** Try it **
From the data that follows, copy every line with the string "name".

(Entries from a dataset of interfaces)
'''

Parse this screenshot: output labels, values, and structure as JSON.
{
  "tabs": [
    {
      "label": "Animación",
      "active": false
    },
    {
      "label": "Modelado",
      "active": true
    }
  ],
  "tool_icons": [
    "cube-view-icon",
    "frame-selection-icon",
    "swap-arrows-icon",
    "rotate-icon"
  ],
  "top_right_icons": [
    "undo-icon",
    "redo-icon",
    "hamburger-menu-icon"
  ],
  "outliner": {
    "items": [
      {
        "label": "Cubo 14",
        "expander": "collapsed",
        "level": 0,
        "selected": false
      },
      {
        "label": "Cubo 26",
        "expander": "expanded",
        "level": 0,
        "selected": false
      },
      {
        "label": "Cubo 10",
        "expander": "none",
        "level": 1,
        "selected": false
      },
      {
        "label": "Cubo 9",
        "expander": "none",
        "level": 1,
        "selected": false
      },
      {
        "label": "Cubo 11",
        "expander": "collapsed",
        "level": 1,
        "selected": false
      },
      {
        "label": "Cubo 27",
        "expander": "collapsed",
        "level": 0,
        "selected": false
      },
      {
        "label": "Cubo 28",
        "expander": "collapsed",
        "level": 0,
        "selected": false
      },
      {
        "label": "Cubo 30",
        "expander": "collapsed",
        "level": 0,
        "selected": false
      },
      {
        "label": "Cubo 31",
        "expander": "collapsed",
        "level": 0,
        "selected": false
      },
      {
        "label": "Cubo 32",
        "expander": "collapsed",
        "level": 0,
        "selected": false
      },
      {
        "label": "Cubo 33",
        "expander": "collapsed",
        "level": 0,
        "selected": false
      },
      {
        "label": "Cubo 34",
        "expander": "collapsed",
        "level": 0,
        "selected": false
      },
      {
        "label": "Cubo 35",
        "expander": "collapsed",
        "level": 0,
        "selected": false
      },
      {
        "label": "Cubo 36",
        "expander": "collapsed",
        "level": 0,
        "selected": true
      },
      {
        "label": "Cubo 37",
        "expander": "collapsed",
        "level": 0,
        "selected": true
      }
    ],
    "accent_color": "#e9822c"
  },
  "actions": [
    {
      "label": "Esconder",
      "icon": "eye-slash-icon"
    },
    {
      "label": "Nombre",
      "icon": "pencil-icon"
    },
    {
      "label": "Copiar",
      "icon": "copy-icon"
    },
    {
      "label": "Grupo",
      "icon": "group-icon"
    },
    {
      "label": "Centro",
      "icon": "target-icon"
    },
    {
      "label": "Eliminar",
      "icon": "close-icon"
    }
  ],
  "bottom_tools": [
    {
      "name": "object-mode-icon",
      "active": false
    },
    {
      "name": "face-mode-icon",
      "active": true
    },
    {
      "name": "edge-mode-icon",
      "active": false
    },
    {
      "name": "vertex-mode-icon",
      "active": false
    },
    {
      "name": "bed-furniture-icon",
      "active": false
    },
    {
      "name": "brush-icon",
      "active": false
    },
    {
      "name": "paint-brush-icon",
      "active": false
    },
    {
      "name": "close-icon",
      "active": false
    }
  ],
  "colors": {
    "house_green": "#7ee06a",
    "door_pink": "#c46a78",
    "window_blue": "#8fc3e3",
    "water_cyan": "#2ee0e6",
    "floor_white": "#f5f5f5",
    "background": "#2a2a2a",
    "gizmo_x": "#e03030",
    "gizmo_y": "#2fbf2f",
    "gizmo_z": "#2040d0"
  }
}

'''

** Task response **
      "name": "object-mode-icon",
      "name": "face-mode-icon",
      "name": "edge-mode-icon",
      "name": "vertex-mode-icon",
      "name": "bed-furniture-icon",
      "name": "brush-icon",
      "name": "paint-brush-icon",
      "name": "close-icon",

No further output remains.